Data about app and page elements
+---+

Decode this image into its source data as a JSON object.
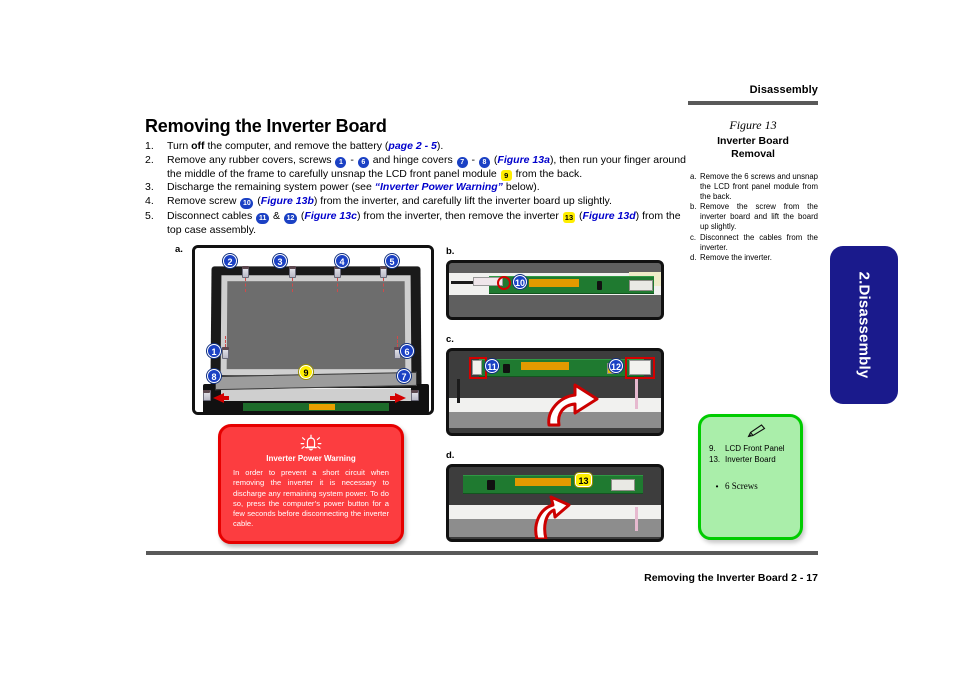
{
  "header": {
    "section_title": "Disassembly"
  },
  "main": {
    "title": "Removing the Inverter Board",
    "steps": [
      {
        "num": "1.",
        "parts": [
          {
            "t": "text",
            "v": "Turn "
          },
          {
            "t": "bold",
            "v": "off"
          },
          {
            "t": "text",
            "v": " the computer, and remove the battery ("
          },
          {
            "t": "ref",
            "v": "page 2 - 5"
          },
          {
            "t": "text",
            "v": ")."
          }
        ]
      },
      {
        "num": "2.",
        "parts": [
          {
            "t": "text",
            "v": "Remove any rubber covers, screws "
          },
          {
            "t": "chip",
            "v": "1"
          },
          {
            "t": "text",
            "v": " - "
          },
          {
            "t": "chip",
            "v": "6"
          },
          {
            "t": "text",
            "v": " and hinge covers "
          },
          {
            "t": "chip",
            "v": "7"
          },
          {
            "t": "text",
            "v": " - "
          },
          {
            "t": "chip",
            "v": "8"
          },
          {
            "t": "text",
            "v": "  ("
          },
          {
            "t": "ref",
            "v": "Figure 13a"
          },
          {
            "t": "text",
            "v": "), then run your finger around the middle of the frame to carefully unsnap the LCD front panel module "
          },
          {
            "t": "chipy",
            "v": "9"
          },
          {
            "t": "text",
            "v": " from the back."
          }
        ]
      },
      {
        "num": "3.",
        "parts": [
          {
            "t": "text",
            "v": "Discharge the remaining system power (see "
          },
          {
            "t": "ref",
            "v": "“Inverter Power Warning”"
          },
          {
            "t": "text",
            "v": " below)."
          }
        ]
      },
      {
        "num": "4.",
        "parts": [
          {
            "t": "text",
            "v": "Remove screw "
          },
          {
            "t": "chipw",
            "v": "10"
          },
          {
            "t": "text",
            "v": " ("
          },
          {
            "t": "ref",
            "v": "Figure 13b"
          },
          {
            "t": "text",
            "v": ") from the inverter, and carefully lift the inverter board up slightly."
          }
        ]
      },
      {
        "num": "5.",
        "parts": [
          {
            "t": "text",
            "v": "Disconnect cables "
          },
          {
            "t": "chipw",
            "v": "11"
          },
          {
            "t": "text",
            "v": " & "
          },
          {
            "t": "chipw",
            "v": "12"
          },
          {
            "t": "text",
            "v": " ("
          },
          {
            "t": "ref",
            "v": "Figure 13c"
          },
          {
            "t": "text",
            "v": ") from the inverter, then remove the inverter "
          },
          {
            "t": "chipy",
            "v": "13"
          },
          {
            "t": "text",
            "v": " ("
          },
          {
            "t": "ref",
            "v": "Figure 13d"
          },
          {
            "t": "text",
            "v": ") from the top case assembly."
          }
        ]
      }
    ]
  },
  "figure_caption": {
    "number": "Figure 13",
    "name_line1": "Inverter Board",
    "name_line2": "Removal",
    "notes": [
      {
        "letter": "a.",
        "text": "Remove the 6 screws and unsnap the LCD front panel module from the back."
      },
      {
        "letter": "b.",
        "text": "Remove the screw from the inverter board and lift the board up slightly."
      },
      {
        "letter": "c.",
        "text": "Disconnect the cables from the inverter."
      },
      {
        "letter": "d.",
        "text": "Remove the inverter."
      }
    ]
  },
  "side_tab": {
    "label": "2.Disassembly"
  },
  "figures": {
    "labels": {
      "a": "a.",
      "b": "b.",
      "c": "c.",
      "d": "d."
    },
    "panel_a_callouts": [
      "1",
      "2",
      "3",
      "4",
      "5",
      "6",
      "7",
      "8",
      "9"
    ],
    "panel_b_callouts": [
      "10"
    ],
    "panel_c_callouts": [
      "11",
      "12"
    ],
    "panel_d_callouts": [
      "13"
    ]
  },
  "warning_box": {
    "icon": "bell-alert-icon",
    "title": "Inverter Power Warning",
    "text": "In order to prevent a short circuit when removing the inverter it is necessary to discharge any remaining system power.  To do so, press the computer’s power button for a few seconds before disconnecting the inverter cable.",
    "bg_color": "#fc3d40",
    "border_color": "#e60000"
  },
  "note_box": {
    "icon": "pencil-icon",
    "items": [
      {
        "num": "9.",
        "label": "LCD Front Panel"
      },
      {
        "num": "13.",
        "label": "Inverter Board"
      }
    ],
    "bullet": "6 Screws",
    "bullet_marker": "•",
    "bg_color": "#aaeeaa",
    "border_color": "#00cc00"
  },
  "footer": {
    "text": "Removing the Inverter Board  2  -  17"
  },
  "colors": {
    "rule": "#595959",
    "callout_blue": "#1b41c4",
    "callout_yellow": "#ffee00",
    "ref_blue": "#0000cc",
    "tab_navy": "#1a1a8c"
  }
}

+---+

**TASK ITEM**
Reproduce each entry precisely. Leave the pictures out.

**EXERCISE OUTPUT**
Decode this image into its source data as a JSON object.
{
  "header": {
    "section_title": "Disassembly"
  },
  "main": {
    "title": "Removing the Inverter Board",
    "steps": [
      {
        "num": "1.",
        "parts": [
          {
            "t": "text",
            "v": "Turn "
          },
          {
            "t": "bold",
            "v": "off"
          },
          {
            "t": "text",
            "v": " the computer, and remove the battery ("
          },
          {
            "t": "ref",
            "v": "page 2 - 5"
          },
          {
            "t": "text",
            "v": ")."
          }
        ]
      },
      {
        "num": "2.",
        "parts": [
          {
            "t": "text",
            "v": "Remove any rubber covers, screws "
          },
          {
            "t": "chip",
            "v": "1"
          },
          {
            "t": "text",
            "v": " - "
          },
          {
            "t": "chip",
            "v": "6"
          },
          {
            "t": "text",
            "v": " and hinge covers "
          },
          {
            "t": "chip",
            "v": "7"
          },
          {
            "t": "text",
            "v": " - "
          },
          {
            "t": "chip",
            "v": "8"
          },
          {
            "t": "text",
            "v": "  ("
          },
          {
            "t": "ref",
            "v": "Figure 13a"
          },
          {
            "t": "text",
            "v": "), then run your finger around the middle of the frame to carefully unsnap the LCD front panel module "
          },
          {
            "t": "chipy",
            "v": "9"
          },
          {
            "t": "text",
            "v": " from the back."
          }
        ]
      },
      {
        "num": "3.",
        "parts": [
          {
            "t": "text",
            "v": "Discharge the remaining system power (see "
          },
          {
            "t": "ref",
            "v": "“Inverter Power Warning”"
          },
          {
            "t": "text",
            "v": " below)."
          }
        ]
      },
      {
        "num": "4.",
        "parts": [
          {
            "t": "text",
            "v": "Remove screw "
          },
          {
            "t": "chipw",
            "v": "10"
          },
          {
            "t": "text",
            "v": " ("
          },
          {
            "t": "ref",
            "v": "Figure 13b"
          },
          {
            "t": "text",
            "v": ") from the inverter, and carefully lift the inverter board up slightly."
          }
        ]
      },
      {
        "num": "5.",
        "parts": [
          {
            "t": "text",
            "v": "Disconnect cables "
          },
          {
            "t": "chipw",
            "v": "11"
          },
          {
            "t": "text",
            "v": " & "
          },
          {
            "t": "chipw",
            "v": "12"
          },
          {
            "t": "text",
            "v": " ("
          },
          {
            "t": "ref",
            "v": "Figure 13c"
          },
          {
            "t": "text",
            "v": ") from the inverter, then remove the inverter "
          },
          {
            "t": "chipy",
            "v": "13"
          },
          {
            "t": "text",
            "v": " ("
          },
          {
            "t": "ref",
            "v": "Figure 13d"
          },
          {
            "t": "text",
            "v": ") from the top case assembly."
          }
        ]
      }
    ]
  },
  "figure_caption": {
    "number": "Figure 13",
    "name_line1": "Inverter Board",
    "name_line2": "Removal",
    "notes": [
      {
        "letter": "a.",
        "text": "Remove the 6 screws and unsnap the LCD front panel module from the back."
      },
      {
        "letter": "b.",
        "text": "Remove the screw from the inverter board and lift the board up slightly."
      },
      {
        "letter": "c.",
        "text": "Disconnect the cables from the inverter."
      },
      {
        "letter": "d.",
        "text": "Remove the inverter."
      }
    ]
  },
  "side_tab": {
    "label": "2.Disassembly"
  },
  "figures": {
    "labels": {
      "a": "a.",
      "b": "b.",
      "c": "c.",
      "d": "d."
    },
    "panel_a_callouts": [
      "1",
      "2",
      "3",
      "4",
      "5",
      "6",
      "7",
      "8",
      "9"
    ],
    "panel_b_callouts": [
      "10"
    ],
    "panel_c_callouts": [
      "11",
      "12"
    ],
    "panel_d_callouts": [
      "13"
    ]
  },
  "warning_box": {
    "icon": "bell-alert-icon",
    "title": "Inverter Power Warning",
    "text": "In order to prevent a short circuit when removing the inverter it is necessary to discharge any remaining system power.  To do so, press the computer’s power button for a few seconds before disconnecting the inverter cable.",
    "bg_color": "#fc3d40",
    "border_color": "#e60000"
  },
  "note_box": {
    "icon": "pencil-icon",
    "items": [
      {
        "num": "9.",
        "label": "LCD Front Panel"
      },
      {
        "num": "13.",
        "label": "Inverter Board"
      }
    ],
    "bullet": "6 Screws",
    "bullet_marker": "•",
    "bg_color": "#aaeeaa",
    "border_color": "#00cc00"
  },
  "footer": {
    "text": "Removing the Inverter Board  2  -  17"
  },
  "colors": {
    "rule": "#595959",
    "callout_blue": "#1b41c4",
    "callout_yellow": "#ffee00",
    "ref_blue": "#0000cc",
    "tab_navy": "#1a1a8c"
  }
}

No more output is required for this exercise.